[[ SOURCE MATERIAL open ]]

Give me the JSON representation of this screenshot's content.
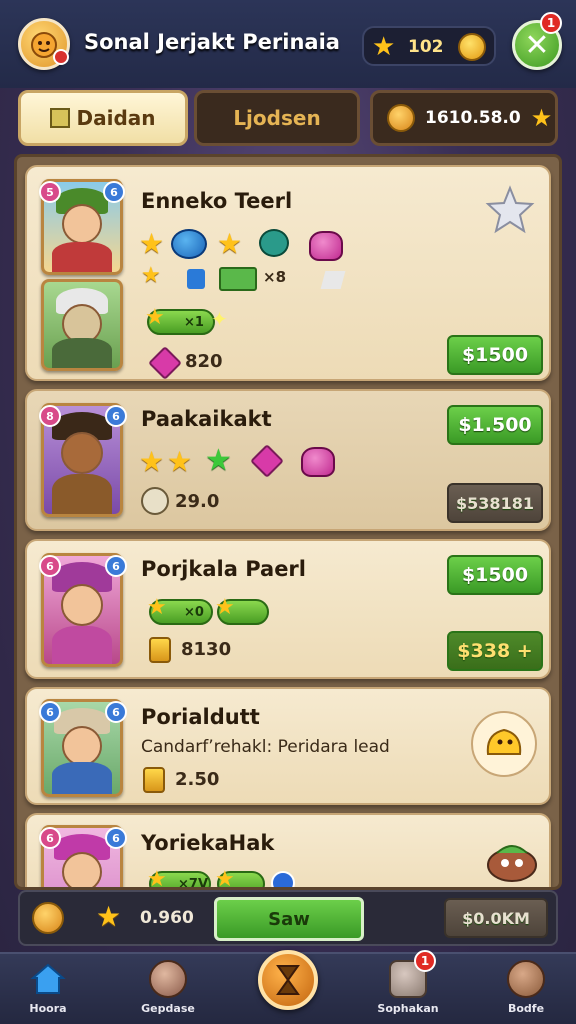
{
  "header": {
    "player_name": "Sonal Jerjakt Perinaia",
    "stars_value": "102",
    "close_label": "✕",
    "close_badge": "1"
  },
  "tabs": [
    {
      "label": "Daidan"
    },
    {
      "label": "Ljodsen"
    },
    {
      "label": "1610.58.0"
    }
  ],
  "cards": [
    {
      "title": "Enneko Teerl",
      "stat": "820",
      "price": "$1500",
      "icons_label": "×8"
    },
    {
      "title": "Paakaikakt",
      "stat": "29.0",
      "price": "$1.500",
      "price2": "$538181"
    },
    {
      "title": "Porjkala Paerl",
      "stat": "8130",
      "price": "$1500",
      "price2": "$338 +"
    },
    {
      "title": "Porialdutt",
      "subtitle": "Candarf’rehakl: Peridara lead",
      "stat": "2.50"
    },
    {
      "title": "YoriekaHak",
      "pill": "×7V"
    }
  ],
  "pills": {
    "c1": "×1",
    "c3": "×0"
  },
  "actionbar": {
    "value": "0.960",
    "save_label": "Saw",
    "amount": "$0.0KM"
  },
  "nav": [
    {
      "label": "Hoora",
      "icon": "home-icon"
    },
    {
      "label": "Gepdase",
      "icon": "menu-icon"
    },
    {
      "label": "",
      "icon": "hourglass-icon"
    },
    {
      "label": "Sophakan",
      "icon": "chest-icon",
      "badge": "1"
    },
    {
      "label": "Bodfe",
      "icon": "profile-icon"
    }
  ],
  "colors": {
    "accent_green": "#4cb02e",
    "gold": "#ffc21a",
    "card_bg": "#f2e3c3"
  }
}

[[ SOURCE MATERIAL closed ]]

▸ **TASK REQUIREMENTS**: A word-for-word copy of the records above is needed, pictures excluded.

▸ **FINISHED EXERCISE**:
Give me the JSON representation of this screenshot's content.
{
  "header": {
    "player_name": "Sonal Jerjakt Perinaia",
    "stars_value": "102",
    "close_label": "✕",
    "close_badge": "1"
  },
  "tabs": [
    {
      "label": "Daidan"
    },
    {
      "label": "Ljodsen"
    },
    {
      "label": "1610.58.0"
    }
  ],
  "cards": [
    {
      "title": "Enneko Teerl",
      "stat": "820",
      "price": "$1500",
      "icons_label": "×8"
    },
    {
      "title": "Paakaikakt",
      "stat": "29.0",
      "price": "$1.500",
      "price2": "$538181"
    },
    {
      "title": "Porjkala Paerl",
      "stat": "8130",
      "price": "$1500",
      "price2": "$338 +"
    },
    {
      "title": "Porialdutt",
      "subtitle": "Candarf’rehakl: Peridara lead",
      "stat": "2.50"
    },
    {
      "title": "YoriekaHak",
      "pill": "×7V"
    }
  ],
  "pills": {
    "c1": "×1",
    "c3": "×0"
  },
  "actionbar": {
    "value": "0.960",
    "save_label": "Saw",
    "amount": "$0.0KM"
  },
  "nav": [
    {
      "label": "Hoora",
      "icon": "home-icon"
    },
    {
      "label": "Gepdase",
      "icon": "menu-icon"
    },
    {
      "label": "",
      "icon": "hourglass-icon"
    },
    {
      "label": "Sophakan",
      "icon": "chest-icon",
      "badge": "1"
    },
    {
      "label": "Bodfe",
      "icon": "profile-icon"
    }
  ],
  "colors": {
    "accent_green": "#4cb02e",
    "gold": "#ffc21a",
    "card_bg": "#f2e3c3"
  }
}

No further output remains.